Cereal Commodity Trade Quantity Measurement Cost and Reliability: Evidence from Local Agricultural Marketplace of Ethiopia

Version 1 : Received: 31 January 2019 / Approved: 1 February 2019 / Online: 1 February 2019 (09:12:29 CET)

A peer-reviewed article of this Preprint also exists.

Abebe, K.A.; Zhou, D.; Etea, B.G.; Sedebo, D.A.; Muktar, N.H.; Olana, D.E. Quantity Measurement Cost and Reliability of Cereal Commodity Trade: Evidence from Ethiopia. Sustainability 2019, 11, 1521. Abebe, K.A.; Zhou, D.; Etea, B.G.; Sedebo, D.A.; Muktar, N.H.; Olana, D.E. Quantity Measurement Cost and Reliability of Cereal Commodity Trade: Evidence from Ethiopia. Sustainability 2019, 11, 1521.

Journal reference: Sustainability 2019, 11, 1521
DOI: 10.3390/su11061521

Abstract

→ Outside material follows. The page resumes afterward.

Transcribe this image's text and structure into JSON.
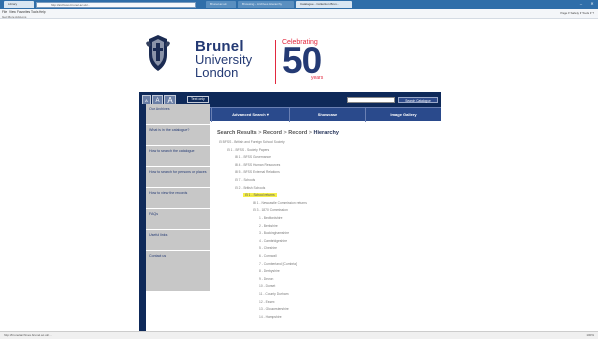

The issue of measurement reliability is certainly undervalued in the local agricultural marketplace organization. Besides, there was nothing identified concerning the extent of cereal commodity trade measurement cost. Hence, this paper aimed to estimate the magnitude of cereals trade quantity measurement cost caused by instrument error and unreliability; mainly by targeting the local marketplace in Ethiopia. The survey was conducted in six different districts’ marketplaces (n = 602) of Oromia region by employing administered structured questionnaires and site mass measurement calibration. The gathered data were analyzed using independent samples t-test, one sample t-test, and analysis of variance. According to the findings, the actual value measurement means of the quantity of most local units of the farmers were greater than small traders. The independent t-test result indicated that the average values of the quantity of the majority of units of measurement between farmers and small traders were varied significantly. Estimated measuring instruments’ error and unreliability associated average measurement cost of one-day market transaction over total cereals marketed amount were higher comparatively for a sack, bowl, and glass units. This study demonstrates that homogeneity in measurement, policy, and institutions that aid cereals trade would have an indispensable role to reduce measurement costs and ensure equitable exchange.

Subject Areas

local agricultural marketplace; cereal commodity trade; quantity measurement costs; measurement reliability; Ethiopia

Readers' Comments and Ratings (0)

Leave a public comment
Send a private comment to the author(s)
Views 0
Downloads 0
Comments 0
Metrics 0


×
Alerts
Notify me about updates to this article or when a peer-reviewed version is published.